>>>>>

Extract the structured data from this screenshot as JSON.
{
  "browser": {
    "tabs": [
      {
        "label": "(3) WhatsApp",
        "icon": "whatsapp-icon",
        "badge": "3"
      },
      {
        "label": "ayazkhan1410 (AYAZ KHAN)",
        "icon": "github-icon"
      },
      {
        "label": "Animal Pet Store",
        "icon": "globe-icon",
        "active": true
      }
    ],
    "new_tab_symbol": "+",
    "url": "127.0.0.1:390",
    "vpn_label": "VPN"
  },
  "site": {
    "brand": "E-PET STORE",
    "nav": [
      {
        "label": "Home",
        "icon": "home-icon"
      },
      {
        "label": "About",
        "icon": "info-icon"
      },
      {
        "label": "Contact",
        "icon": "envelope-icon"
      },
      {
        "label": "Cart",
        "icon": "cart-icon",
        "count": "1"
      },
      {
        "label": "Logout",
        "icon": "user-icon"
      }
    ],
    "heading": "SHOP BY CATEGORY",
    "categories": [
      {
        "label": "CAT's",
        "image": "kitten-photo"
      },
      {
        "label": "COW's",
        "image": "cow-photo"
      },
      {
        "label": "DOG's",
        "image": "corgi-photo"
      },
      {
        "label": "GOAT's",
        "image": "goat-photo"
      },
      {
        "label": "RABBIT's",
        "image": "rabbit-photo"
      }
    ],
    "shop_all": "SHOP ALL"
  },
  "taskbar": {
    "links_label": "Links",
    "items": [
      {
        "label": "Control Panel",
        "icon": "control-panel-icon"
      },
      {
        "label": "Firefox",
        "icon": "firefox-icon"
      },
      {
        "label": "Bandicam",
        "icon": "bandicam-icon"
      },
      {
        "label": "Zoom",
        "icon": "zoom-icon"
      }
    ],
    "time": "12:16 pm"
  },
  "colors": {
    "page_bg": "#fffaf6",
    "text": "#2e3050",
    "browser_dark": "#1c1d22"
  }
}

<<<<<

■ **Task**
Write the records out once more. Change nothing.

■ **Written answer**
Extract the structured data from this screenshot as JSON.
{
  "browser": {
    "tabs": [
      {
        "label": "(3) WhatsApp",
        "icon": "whatsapp-icon",
        "badge": "3"
      },
      {
        "label": "ayazkhan1410 (AYAZ KHAN)",
        "icon": "github-icon"
      },
      {
        "label": "Animal Pet Store",
        "icon": "globe-icon",
        "active": true
      }
    ],
    "new_tab_symbol": "+",
    "url": "127.0.0.1:390",
    "vpn_label": "VPN"
  },
  "site": {
    "brand": "E-PET STORE",
    "nav": [
      {
        "label": "Home",
        "icon": "home-icon"
      },
      {
        "label": "About",
        "icon": "info-icon"
      },
      {
        "label": "Contact",
        "icon": "envelope-icon"
      },
      {
        "label": "Cart",
        "icon": "cart-icon",
        "count": "1"
      },
      {
        "label": "Logout",
        "icon": "user-icon"
      }
    ],
    "heading": "SHOP BY CATEGORY",
    "categories": [
      {
        "label": "CAT's",
        "image": "kitten-photo"
      },
      {
        "label": "COW's",
        "image": "cow-photo"
      },
      {
        "label": "DOG's",
        "image": "corgi-photo"
      },
      {
        "label": "GOAT's",
        "image": "goat-photo"
      },
      {
        "label": "RABBIT's",
        "image": "rabbit-photo"
      }
    ],
    "shop_all": "SHOP ALL"
  },
  "taskbar": {
    "links_label": "Links",
    "items": [
      {
        "label": "Control Panel",
        "icon": "control-panel-icon"
      },
      {
        "label": "Firefox",
        "icon": "firefox-icon"
      },
      {
        "label": "Bandicam",
        "icon": "bandicam-icon"
      },
      {
        "label": "Zoom",
        "icon": "zoom-icon"
      }
    ],
    "time": "12:16 pm"
  },
  "colors": {
    "page_bg": "#fffaf6",
    "text": "#2e3050",
    "browser_dark": "#1c1d22"
  }
}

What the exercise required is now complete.